- _Element data from apps and pages_

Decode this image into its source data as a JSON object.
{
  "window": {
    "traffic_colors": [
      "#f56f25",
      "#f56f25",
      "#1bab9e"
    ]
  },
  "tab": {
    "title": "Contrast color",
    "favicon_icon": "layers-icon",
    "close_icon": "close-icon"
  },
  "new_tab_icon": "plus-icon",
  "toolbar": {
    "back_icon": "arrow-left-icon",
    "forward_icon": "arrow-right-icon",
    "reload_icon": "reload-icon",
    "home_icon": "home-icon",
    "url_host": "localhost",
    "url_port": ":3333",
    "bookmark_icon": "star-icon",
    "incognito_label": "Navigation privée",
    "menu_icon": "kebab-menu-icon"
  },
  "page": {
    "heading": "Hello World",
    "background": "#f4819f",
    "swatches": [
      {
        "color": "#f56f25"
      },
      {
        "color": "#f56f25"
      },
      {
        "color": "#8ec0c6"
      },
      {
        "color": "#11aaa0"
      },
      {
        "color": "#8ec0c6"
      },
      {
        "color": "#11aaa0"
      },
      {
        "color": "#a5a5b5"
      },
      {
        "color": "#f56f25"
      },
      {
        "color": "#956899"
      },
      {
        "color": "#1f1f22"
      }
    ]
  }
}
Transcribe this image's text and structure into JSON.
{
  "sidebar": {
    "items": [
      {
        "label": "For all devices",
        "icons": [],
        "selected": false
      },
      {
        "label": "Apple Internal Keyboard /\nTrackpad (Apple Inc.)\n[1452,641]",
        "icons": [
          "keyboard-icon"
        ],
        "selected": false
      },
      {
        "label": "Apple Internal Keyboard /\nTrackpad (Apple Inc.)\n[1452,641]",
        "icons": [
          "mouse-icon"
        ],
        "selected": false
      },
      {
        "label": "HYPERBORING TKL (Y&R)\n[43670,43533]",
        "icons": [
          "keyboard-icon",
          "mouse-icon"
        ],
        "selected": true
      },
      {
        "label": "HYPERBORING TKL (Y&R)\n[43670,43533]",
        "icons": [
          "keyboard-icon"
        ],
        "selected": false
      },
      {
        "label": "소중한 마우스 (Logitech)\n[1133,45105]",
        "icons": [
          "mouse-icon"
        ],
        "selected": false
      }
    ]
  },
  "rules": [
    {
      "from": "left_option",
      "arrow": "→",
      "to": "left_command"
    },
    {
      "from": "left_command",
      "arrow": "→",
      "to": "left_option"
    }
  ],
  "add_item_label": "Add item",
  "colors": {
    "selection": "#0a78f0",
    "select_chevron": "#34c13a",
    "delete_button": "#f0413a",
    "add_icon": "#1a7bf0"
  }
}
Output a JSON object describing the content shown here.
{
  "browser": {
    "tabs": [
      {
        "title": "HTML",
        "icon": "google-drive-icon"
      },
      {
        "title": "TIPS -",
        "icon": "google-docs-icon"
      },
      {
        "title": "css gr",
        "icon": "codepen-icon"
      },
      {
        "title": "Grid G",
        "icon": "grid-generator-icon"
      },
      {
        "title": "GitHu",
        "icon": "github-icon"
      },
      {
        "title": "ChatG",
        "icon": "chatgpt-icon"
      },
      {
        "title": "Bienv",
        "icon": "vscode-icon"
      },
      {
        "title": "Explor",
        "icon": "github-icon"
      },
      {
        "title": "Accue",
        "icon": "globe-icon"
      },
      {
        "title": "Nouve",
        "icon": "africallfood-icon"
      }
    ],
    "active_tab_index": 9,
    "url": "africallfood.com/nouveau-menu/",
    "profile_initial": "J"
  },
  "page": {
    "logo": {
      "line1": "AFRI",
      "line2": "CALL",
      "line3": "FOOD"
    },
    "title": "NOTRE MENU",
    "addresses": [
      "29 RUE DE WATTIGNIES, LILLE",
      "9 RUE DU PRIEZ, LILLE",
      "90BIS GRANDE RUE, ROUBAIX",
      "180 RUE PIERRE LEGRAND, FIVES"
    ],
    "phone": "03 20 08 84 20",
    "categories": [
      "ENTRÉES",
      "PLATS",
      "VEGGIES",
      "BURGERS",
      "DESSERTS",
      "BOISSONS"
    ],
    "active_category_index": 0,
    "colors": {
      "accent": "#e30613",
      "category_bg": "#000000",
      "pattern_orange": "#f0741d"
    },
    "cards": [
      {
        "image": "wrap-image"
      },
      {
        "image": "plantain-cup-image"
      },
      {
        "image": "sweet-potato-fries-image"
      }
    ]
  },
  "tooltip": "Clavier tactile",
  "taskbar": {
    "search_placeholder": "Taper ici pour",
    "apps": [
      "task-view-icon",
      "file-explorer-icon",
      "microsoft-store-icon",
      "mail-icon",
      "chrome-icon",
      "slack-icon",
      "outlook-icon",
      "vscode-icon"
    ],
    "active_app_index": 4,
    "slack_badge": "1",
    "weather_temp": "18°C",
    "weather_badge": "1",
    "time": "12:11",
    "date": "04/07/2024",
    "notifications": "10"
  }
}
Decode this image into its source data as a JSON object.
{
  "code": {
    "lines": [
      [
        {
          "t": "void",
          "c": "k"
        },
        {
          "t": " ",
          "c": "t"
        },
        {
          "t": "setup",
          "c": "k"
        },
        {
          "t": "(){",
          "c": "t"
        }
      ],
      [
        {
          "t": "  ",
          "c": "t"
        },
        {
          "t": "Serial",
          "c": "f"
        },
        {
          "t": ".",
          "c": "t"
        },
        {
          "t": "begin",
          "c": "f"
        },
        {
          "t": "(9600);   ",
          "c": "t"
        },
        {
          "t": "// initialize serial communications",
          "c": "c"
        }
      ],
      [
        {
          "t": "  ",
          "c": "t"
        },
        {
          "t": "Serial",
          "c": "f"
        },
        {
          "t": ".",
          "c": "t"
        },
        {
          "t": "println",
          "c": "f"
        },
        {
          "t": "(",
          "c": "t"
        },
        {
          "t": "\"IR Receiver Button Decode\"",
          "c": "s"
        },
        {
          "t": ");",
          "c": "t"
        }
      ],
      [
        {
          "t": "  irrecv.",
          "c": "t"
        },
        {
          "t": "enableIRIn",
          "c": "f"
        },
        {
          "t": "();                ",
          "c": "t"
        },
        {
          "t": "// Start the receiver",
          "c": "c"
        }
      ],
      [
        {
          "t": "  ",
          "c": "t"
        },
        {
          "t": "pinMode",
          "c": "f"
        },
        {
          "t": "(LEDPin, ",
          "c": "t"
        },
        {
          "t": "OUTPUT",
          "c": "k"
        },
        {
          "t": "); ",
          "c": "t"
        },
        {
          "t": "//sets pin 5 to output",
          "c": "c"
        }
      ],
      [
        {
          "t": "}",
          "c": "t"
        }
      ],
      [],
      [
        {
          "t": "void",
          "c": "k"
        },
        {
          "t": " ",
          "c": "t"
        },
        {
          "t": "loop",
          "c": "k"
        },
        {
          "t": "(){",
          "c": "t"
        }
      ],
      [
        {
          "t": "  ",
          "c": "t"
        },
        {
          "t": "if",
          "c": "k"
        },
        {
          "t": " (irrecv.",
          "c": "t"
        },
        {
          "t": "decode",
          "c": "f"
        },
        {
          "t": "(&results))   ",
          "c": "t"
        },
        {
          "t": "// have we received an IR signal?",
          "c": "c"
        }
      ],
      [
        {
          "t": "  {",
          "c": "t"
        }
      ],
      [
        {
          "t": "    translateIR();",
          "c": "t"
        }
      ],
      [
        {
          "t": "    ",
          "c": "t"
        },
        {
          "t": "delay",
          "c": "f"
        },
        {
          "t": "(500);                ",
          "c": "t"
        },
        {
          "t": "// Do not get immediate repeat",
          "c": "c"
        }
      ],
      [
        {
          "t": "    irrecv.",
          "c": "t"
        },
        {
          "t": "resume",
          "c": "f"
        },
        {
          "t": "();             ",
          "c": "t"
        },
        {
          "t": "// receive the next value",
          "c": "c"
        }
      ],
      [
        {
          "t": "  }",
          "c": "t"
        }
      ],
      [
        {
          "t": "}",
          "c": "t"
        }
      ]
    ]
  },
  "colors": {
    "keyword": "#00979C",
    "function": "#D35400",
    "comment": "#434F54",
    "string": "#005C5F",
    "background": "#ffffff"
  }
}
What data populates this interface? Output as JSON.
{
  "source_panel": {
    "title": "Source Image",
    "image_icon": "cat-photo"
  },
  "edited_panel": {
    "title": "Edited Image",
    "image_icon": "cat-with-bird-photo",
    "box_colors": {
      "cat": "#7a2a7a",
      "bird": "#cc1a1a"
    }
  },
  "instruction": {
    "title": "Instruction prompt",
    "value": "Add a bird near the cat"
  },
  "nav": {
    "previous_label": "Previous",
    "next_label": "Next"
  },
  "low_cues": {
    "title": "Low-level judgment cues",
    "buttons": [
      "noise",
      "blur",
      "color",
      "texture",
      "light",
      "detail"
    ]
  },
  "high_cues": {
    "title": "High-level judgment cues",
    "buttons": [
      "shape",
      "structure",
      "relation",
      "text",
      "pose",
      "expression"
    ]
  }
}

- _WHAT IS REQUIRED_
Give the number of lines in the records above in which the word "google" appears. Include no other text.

- _ANSWER FOR THE TASK_
2